:: Excerpted records ::

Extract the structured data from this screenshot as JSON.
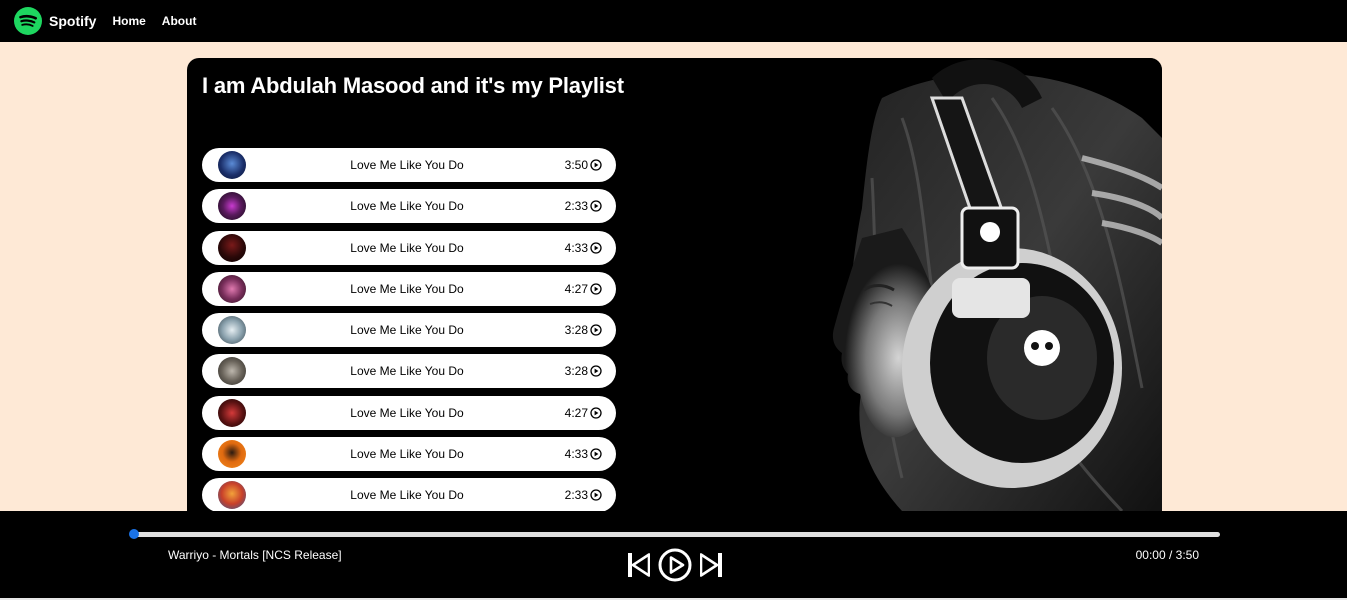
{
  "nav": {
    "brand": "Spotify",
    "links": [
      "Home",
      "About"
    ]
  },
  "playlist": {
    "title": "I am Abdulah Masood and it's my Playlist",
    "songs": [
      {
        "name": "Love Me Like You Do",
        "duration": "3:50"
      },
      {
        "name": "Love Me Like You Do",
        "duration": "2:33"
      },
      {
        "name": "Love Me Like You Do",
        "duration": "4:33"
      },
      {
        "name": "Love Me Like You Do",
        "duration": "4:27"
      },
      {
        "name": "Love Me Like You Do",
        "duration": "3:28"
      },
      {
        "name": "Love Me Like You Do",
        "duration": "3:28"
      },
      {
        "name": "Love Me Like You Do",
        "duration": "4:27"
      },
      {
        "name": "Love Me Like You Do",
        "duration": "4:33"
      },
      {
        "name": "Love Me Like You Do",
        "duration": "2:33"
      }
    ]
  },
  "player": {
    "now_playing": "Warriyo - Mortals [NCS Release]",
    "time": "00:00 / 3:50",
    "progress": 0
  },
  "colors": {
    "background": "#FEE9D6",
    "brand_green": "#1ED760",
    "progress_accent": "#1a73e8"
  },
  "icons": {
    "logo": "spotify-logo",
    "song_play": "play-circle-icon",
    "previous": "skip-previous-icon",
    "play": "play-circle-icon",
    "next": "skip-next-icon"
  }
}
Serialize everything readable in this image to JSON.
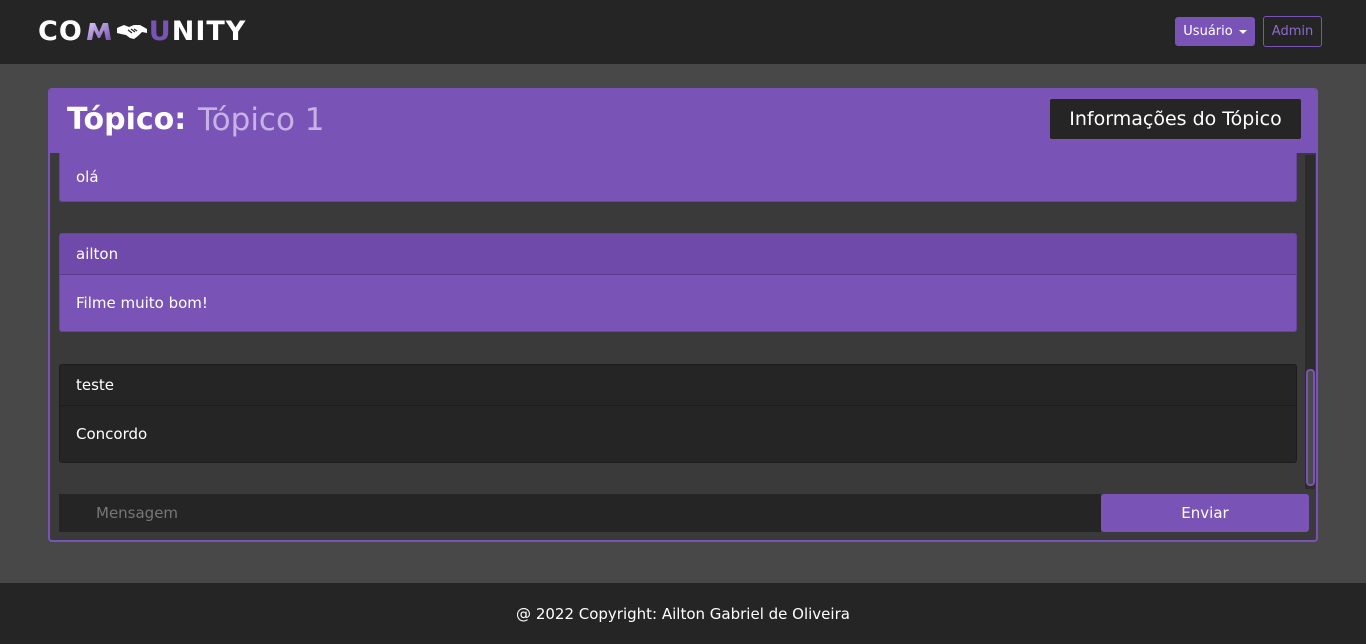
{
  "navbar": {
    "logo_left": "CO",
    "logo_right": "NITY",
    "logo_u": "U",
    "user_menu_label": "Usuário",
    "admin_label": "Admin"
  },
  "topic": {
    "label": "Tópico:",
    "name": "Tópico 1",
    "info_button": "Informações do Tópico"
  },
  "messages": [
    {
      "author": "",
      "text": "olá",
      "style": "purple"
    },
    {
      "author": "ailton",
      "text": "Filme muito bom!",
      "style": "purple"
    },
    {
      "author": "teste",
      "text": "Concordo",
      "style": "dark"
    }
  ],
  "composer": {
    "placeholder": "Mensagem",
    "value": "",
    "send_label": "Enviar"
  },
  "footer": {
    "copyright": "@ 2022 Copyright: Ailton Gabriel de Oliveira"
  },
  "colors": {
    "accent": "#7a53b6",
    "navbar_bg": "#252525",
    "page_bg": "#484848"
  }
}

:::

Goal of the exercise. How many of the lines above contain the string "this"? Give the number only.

Solution. 2